**Brief**
Go through the entries and copy every line that has the string "screenshot" in it.

[Data to use Boundary: Start]

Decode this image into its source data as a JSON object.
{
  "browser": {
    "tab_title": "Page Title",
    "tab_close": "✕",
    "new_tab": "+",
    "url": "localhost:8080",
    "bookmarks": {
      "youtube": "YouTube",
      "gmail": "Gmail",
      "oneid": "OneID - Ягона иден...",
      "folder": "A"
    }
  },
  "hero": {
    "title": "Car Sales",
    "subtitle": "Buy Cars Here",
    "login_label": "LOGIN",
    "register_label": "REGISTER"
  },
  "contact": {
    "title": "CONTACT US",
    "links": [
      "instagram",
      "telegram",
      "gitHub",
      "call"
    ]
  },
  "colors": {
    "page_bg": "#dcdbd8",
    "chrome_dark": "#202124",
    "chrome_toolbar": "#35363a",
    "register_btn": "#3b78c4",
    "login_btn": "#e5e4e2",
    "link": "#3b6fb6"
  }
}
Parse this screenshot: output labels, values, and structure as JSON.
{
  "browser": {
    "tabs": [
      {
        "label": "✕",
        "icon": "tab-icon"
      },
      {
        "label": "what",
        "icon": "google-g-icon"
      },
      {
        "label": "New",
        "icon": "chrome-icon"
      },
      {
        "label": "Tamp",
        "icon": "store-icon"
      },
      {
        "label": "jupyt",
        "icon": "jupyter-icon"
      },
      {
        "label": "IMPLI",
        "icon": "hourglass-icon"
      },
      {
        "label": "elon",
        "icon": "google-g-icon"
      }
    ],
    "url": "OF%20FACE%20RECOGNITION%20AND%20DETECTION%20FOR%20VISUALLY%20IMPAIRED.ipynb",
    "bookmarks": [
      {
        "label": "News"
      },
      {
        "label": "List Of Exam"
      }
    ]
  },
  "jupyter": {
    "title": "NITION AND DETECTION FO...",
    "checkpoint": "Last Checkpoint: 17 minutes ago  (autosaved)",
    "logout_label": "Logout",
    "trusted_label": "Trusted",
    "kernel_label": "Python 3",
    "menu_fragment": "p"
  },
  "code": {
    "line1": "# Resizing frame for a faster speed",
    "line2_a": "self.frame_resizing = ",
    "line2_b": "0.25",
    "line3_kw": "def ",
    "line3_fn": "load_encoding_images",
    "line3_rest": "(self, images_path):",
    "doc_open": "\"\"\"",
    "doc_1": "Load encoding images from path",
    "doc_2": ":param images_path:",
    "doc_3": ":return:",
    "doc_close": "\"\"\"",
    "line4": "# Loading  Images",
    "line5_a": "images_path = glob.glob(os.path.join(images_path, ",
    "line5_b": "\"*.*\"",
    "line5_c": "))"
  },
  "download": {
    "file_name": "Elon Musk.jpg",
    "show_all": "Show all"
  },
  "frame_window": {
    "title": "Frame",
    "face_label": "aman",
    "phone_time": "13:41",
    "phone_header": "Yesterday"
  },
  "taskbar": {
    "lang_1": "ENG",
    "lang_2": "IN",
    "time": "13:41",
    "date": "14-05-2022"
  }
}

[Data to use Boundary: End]
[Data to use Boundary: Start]

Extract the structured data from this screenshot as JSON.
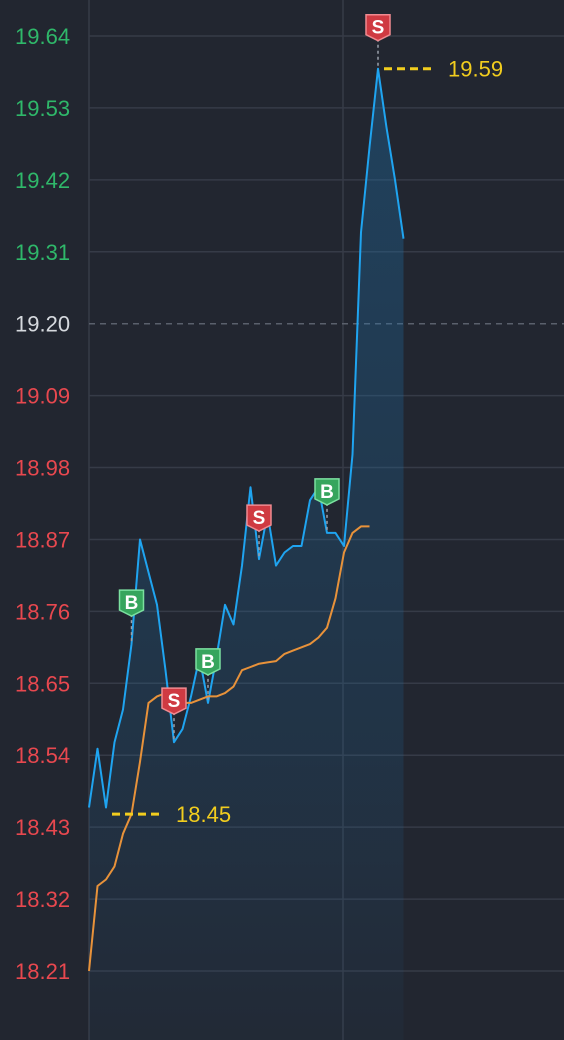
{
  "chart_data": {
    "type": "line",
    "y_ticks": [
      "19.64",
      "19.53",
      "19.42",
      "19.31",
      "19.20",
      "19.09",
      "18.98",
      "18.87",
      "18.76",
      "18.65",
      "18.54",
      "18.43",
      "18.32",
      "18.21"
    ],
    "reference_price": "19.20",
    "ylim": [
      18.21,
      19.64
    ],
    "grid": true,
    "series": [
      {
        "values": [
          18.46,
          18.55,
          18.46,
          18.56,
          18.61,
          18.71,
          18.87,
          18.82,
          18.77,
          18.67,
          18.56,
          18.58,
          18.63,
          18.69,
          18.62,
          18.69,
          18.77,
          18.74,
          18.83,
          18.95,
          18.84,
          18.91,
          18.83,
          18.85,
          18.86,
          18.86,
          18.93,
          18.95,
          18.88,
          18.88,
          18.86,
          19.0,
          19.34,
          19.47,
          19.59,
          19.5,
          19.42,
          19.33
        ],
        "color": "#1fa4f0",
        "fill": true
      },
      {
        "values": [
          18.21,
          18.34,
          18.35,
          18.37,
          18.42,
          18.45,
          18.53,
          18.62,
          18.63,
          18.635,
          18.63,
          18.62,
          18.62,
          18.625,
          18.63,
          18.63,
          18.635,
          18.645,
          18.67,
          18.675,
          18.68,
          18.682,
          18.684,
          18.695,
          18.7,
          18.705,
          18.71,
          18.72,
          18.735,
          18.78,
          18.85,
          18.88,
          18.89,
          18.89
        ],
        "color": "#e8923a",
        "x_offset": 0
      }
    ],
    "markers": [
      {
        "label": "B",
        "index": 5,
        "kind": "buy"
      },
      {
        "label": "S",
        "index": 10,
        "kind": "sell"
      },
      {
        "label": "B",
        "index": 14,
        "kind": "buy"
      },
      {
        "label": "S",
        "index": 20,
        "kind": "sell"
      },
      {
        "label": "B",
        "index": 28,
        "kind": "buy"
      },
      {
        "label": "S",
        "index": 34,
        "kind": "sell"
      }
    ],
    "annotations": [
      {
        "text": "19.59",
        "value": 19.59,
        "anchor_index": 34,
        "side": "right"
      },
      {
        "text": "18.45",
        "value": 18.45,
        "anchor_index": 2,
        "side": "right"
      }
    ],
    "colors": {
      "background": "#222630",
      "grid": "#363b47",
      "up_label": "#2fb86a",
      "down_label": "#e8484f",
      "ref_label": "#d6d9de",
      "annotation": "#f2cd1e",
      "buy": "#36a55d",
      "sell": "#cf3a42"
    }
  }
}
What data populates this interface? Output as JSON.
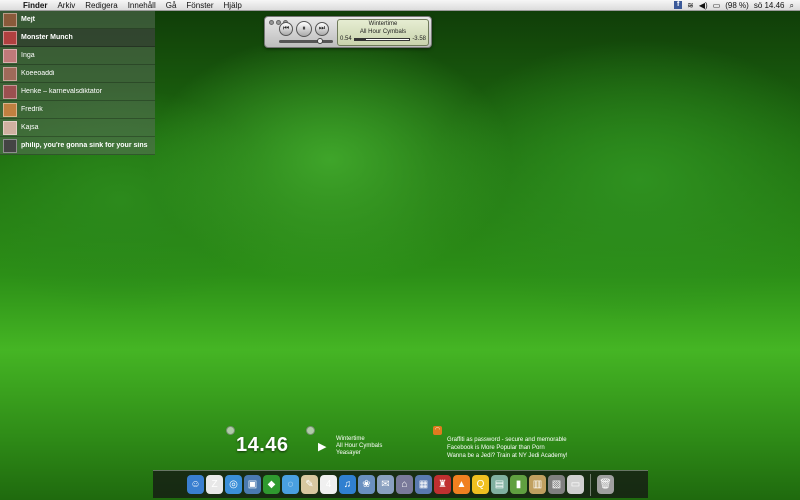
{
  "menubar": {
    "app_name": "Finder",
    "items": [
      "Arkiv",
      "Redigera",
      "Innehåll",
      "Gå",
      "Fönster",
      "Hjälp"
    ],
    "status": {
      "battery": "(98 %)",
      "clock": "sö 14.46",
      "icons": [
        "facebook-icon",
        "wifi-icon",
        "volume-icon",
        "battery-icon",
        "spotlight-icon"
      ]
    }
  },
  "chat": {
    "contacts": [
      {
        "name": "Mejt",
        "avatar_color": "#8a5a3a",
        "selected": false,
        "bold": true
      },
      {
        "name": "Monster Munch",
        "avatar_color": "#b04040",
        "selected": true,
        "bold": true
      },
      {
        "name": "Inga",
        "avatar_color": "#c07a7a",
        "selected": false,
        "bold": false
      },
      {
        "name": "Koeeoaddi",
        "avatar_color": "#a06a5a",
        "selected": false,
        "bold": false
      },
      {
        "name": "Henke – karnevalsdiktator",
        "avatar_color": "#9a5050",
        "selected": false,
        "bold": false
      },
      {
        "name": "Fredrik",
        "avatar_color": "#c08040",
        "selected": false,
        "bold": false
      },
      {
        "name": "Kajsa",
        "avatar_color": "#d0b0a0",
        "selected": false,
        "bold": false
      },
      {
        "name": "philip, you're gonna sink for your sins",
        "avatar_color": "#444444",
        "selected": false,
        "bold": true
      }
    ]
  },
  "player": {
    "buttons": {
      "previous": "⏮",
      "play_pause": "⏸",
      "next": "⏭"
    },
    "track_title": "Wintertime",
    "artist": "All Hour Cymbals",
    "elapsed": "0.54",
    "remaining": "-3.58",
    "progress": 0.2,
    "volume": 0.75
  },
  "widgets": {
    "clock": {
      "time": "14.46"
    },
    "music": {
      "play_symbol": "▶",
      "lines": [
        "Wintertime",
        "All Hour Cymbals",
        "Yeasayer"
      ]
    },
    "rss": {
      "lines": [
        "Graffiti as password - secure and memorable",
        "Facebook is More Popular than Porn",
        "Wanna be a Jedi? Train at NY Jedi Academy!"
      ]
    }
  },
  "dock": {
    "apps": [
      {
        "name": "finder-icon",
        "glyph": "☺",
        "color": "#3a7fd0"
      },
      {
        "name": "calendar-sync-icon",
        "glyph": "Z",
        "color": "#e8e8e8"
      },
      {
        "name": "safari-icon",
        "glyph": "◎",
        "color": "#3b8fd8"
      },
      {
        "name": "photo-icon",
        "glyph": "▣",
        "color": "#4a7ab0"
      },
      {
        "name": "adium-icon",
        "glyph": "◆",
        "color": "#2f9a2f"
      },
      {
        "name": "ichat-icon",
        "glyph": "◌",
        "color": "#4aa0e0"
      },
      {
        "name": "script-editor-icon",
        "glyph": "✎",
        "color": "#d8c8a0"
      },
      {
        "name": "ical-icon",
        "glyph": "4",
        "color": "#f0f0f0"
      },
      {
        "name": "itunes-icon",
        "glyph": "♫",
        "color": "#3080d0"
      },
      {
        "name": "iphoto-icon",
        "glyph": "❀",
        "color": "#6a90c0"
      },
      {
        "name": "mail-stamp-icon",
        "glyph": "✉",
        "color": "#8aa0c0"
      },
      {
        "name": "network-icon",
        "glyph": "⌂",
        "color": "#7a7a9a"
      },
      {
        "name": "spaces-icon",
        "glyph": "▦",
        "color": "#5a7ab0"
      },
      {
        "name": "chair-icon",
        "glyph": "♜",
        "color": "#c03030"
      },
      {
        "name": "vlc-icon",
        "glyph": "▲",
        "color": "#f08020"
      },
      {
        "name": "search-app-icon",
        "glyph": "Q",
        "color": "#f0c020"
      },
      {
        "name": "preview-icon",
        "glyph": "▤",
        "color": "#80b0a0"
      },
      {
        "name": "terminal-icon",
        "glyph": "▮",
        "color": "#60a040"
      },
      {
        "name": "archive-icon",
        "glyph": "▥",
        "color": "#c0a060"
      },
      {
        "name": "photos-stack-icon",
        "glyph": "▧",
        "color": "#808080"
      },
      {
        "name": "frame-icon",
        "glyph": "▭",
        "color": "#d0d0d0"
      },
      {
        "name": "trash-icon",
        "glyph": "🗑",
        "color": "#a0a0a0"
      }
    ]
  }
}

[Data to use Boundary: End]

**Result for this task**
Parse this screenshot: output labels, values, and structure as JSON.
Extract the structured data from this screenshot as JSON.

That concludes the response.